17th Sunday of the Year

Dear Friends in Christ,

Who should receive Holy Communion at Mass? Only Catholics who have made their first Confession and received their first Holy Communion may receive Communion at Mass. Communicants should be living according to the Gospel by the obedience of faith and going to Confession whenever needed, and if they are married, they must be married in the Church. Anyone conscious of grave sin must first be reconciled to God in the Sacrament of Penance before receiving Holy Communion. And any Catholic who is married outside of the Church cannot go to Confession or receive Holy Communion until and unless he or she can be married in the Church. Finally, non-Catholics who feel drawn to receive Holy Communion are invited to explore joining the Catholic Church in order to be able to receive the sacraments. Our course called “An Introduction to Catholicism” begins in September and is designed to help those who are curious make an informed decision.

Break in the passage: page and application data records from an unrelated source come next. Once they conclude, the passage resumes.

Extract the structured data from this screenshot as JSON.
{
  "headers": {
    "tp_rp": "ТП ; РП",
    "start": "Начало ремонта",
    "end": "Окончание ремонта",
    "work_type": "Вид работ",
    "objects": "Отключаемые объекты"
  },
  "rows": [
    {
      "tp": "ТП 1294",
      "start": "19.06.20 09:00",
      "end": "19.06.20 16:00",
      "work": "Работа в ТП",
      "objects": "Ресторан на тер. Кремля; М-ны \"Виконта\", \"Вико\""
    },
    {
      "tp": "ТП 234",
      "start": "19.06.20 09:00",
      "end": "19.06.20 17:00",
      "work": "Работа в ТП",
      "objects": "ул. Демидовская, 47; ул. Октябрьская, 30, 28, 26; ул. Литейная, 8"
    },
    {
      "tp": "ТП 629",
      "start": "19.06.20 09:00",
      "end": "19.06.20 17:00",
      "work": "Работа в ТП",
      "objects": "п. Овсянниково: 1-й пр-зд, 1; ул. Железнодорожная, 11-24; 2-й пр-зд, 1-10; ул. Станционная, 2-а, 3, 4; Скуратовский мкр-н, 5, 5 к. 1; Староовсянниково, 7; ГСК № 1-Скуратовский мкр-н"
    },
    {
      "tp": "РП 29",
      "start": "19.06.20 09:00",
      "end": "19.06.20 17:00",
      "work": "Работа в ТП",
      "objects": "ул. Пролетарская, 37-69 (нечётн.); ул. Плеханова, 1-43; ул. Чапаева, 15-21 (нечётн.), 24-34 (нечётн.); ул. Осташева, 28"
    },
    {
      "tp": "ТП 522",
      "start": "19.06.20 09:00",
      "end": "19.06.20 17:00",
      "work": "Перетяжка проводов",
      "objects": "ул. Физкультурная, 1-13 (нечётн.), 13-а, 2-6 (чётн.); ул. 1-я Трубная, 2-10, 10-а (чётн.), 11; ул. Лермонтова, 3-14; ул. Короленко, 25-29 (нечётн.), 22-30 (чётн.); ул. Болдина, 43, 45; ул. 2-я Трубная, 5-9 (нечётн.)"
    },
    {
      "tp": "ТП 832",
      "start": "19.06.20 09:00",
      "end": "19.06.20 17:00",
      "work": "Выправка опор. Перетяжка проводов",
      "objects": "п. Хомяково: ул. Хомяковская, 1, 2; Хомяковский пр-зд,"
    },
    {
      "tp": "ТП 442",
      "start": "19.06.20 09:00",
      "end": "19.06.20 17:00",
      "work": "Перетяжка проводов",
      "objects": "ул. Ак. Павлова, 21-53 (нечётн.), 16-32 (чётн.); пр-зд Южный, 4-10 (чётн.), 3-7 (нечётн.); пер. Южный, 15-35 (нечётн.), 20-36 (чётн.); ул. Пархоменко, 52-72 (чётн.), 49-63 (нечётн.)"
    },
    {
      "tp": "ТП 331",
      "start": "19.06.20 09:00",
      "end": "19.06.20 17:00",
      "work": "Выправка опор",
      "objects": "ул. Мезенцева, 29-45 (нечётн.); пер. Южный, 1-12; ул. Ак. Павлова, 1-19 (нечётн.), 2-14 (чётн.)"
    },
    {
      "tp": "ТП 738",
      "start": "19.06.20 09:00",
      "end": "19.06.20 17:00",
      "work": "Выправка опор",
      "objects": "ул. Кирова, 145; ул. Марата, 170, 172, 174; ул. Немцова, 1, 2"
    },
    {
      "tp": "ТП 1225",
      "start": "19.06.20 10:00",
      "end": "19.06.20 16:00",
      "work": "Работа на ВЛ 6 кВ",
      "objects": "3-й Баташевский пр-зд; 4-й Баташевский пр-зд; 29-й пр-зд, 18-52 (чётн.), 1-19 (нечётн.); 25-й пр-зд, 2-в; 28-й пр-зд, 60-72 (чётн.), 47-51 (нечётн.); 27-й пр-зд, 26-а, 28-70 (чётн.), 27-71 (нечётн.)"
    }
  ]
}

How should Holy Communion be received? During the Communion Procession, those who are properly prepared to receive Holy Communion come forward, and before receiving Communion, each communicant should make a brief  act of reverence which can be a sign of the Cross, a bow from the waste, or a genuflection. When the Communion Minister elevates the host and proclaims “The Body of Christ,” the communicant should say “Amen” in a firm voice and then allow the Communion Minister to place the sacred host on the tongue. Holy Communion on the tongue remains the normative discipline of the Church, but by special dispensation, those who prefer to receive the host in the hand are permitted to do so, on the condition that the host is immediately and reverently consumed. To receive in this way, place one open palm on top of the other, and allow the Communion Minister to place the host on your palm. Never reach for the host, and do not place your hands side by side. After you receive the host, it will dissolve quickly or can be lightly chewed if necessary to facilitate ease of swallowing the Bread of Life.

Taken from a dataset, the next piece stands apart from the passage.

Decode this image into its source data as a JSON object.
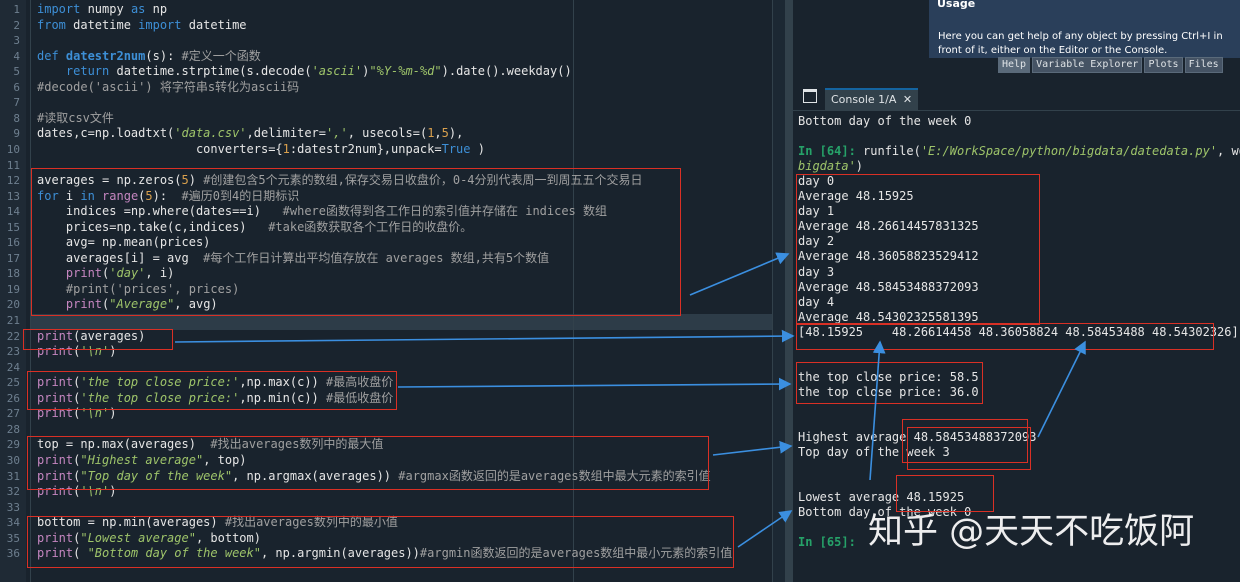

What about those who cannot consume gluten? The bread we use at Mass is made of only two ingredients: wheat flour and water. For the sake of convenience, this flat bread is cut into small circles, each of which is called a host. Normal hosts contain only a small amount of gluten from the wheat flour, but for a very few people, even a small amount is too much. Anyone who has been diagnosed by a medical doctor with gluten intolerance is welcome to receive low gluten hosts that are carefully prepared to meet the Church’s requirements for valid matter and to contain the absolute minimum amount of gluten necessary for the sacrament. We keep our low gluten hosts in special vessels so that they do not come into contact with the ordinary hosts; so to receive a low gluten host, please come to the front section of the church at the very end of the Communion Procession and indicate that you need a low gluten host. Please note that these are provided only for those with medical necessity, so please request a low gluten host only if you have been clinically diagnosed by a medical doctor.

Father Newman